So far, all of the reports of sickness have come from Arizona, California, Colorado, Idaho, Maryland, Montana, Washington, and Wisconsin, and while nobody has died, at least seven people have been hospitalized. The particular strain of E. coli, code name O157:H7, is especially dangerous and has resulted in at least two people suffering a kind of kidney failure known as hemolytic uremic syndrome that's specifically associated with that strain of E. coli. 

The CDC hasn't yet pinpointed the exact source that's making people sick, but romaine lettuce seems to be the likely culprit. E. coli was detected by the Maryland Department of Health in an unopened package of Ready Pac Foods Bistro Chicken Caesar Salad from a sick person's home.

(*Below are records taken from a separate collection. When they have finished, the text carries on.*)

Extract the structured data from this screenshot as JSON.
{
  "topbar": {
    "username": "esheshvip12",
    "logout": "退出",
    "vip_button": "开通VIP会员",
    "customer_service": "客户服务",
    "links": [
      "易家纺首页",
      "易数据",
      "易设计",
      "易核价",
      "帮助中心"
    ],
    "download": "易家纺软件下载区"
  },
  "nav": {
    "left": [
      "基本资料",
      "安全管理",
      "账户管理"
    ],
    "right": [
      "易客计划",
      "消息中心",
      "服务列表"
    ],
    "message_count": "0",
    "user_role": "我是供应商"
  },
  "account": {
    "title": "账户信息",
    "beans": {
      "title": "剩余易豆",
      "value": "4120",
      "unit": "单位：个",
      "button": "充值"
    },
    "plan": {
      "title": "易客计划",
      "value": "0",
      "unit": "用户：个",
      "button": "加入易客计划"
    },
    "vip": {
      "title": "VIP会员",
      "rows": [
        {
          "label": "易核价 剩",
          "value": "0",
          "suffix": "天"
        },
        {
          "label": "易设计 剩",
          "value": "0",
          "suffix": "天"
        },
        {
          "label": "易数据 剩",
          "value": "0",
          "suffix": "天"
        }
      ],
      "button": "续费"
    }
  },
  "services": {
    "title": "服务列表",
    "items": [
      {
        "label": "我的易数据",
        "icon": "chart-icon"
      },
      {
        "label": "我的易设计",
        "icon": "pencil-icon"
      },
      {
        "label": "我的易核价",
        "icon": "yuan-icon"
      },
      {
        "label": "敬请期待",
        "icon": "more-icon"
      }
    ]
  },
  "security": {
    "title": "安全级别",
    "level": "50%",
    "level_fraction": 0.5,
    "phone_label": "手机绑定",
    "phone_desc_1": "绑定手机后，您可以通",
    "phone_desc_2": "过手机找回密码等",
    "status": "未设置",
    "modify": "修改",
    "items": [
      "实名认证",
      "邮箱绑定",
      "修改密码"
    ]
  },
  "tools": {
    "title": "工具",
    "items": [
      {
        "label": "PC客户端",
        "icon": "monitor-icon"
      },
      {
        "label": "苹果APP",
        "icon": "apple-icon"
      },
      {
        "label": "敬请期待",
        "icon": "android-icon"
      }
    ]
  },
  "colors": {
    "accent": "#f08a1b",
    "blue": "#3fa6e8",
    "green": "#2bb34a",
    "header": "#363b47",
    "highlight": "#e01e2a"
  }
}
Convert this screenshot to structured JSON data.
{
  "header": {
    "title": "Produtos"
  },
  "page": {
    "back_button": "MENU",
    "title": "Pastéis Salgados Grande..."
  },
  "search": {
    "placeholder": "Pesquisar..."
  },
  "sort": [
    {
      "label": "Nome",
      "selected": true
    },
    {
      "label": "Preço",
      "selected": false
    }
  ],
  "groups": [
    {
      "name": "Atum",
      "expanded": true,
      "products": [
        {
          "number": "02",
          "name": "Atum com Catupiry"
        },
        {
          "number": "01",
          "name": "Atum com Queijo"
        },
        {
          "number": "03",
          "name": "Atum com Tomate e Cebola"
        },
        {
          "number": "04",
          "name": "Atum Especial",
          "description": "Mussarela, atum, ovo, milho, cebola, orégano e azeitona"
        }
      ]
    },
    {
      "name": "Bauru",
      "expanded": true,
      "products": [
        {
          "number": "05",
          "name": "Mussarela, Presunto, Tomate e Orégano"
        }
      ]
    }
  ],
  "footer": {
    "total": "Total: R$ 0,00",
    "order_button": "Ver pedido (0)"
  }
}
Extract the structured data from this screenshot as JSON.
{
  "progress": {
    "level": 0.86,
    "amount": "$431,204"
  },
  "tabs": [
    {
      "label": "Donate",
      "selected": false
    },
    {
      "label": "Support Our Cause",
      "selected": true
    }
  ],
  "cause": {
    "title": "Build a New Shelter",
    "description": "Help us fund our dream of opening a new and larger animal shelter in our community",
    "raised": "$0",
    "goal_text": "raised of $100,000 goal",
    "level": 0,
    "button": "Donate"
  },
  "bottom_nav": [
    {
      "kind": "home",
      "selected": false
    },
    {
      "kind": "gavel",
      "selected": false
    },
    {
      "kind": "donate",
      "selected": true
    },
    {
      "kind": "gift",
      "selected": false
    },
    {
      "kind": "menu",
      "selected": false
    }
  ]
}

The salad was purchased from a Sam's Club store in Maryland. 

So how much of this contaminated lettuce is out there, and how can you protect yourself?

What to do if your food is recalled

So far, more than 97,000 pounds of salad products have been recalled because of the possibility of E. coli contamination (via ABC News). The salad recall was issued by New Jersey company Missa Bay, LLC after the USDA classified it as a "high health risk." The CDC is recommending that people not eat the Ready Pac Foods Bistro Chicken Caesar Salad with a "Best By" date of October 31, but that isn't the only product that could be involved. Be sure you check out a full list of potentially-affected products here

If any of the products on the list are in your fridge, you should most definitely not eat them and throw them away. E. coli is a seriously nasty germ, and while most cases clear up in a week, nobody wants to suffer through days of vomiting, stomach cramps, and bloody diarrhea (via CNN). It's best not to open or handle the recalled products, and make sure you wash your hands after disposing of it to avoid food poisoning (via Food Safety). 

This is one case where it's definitely going to be better safe than sorry.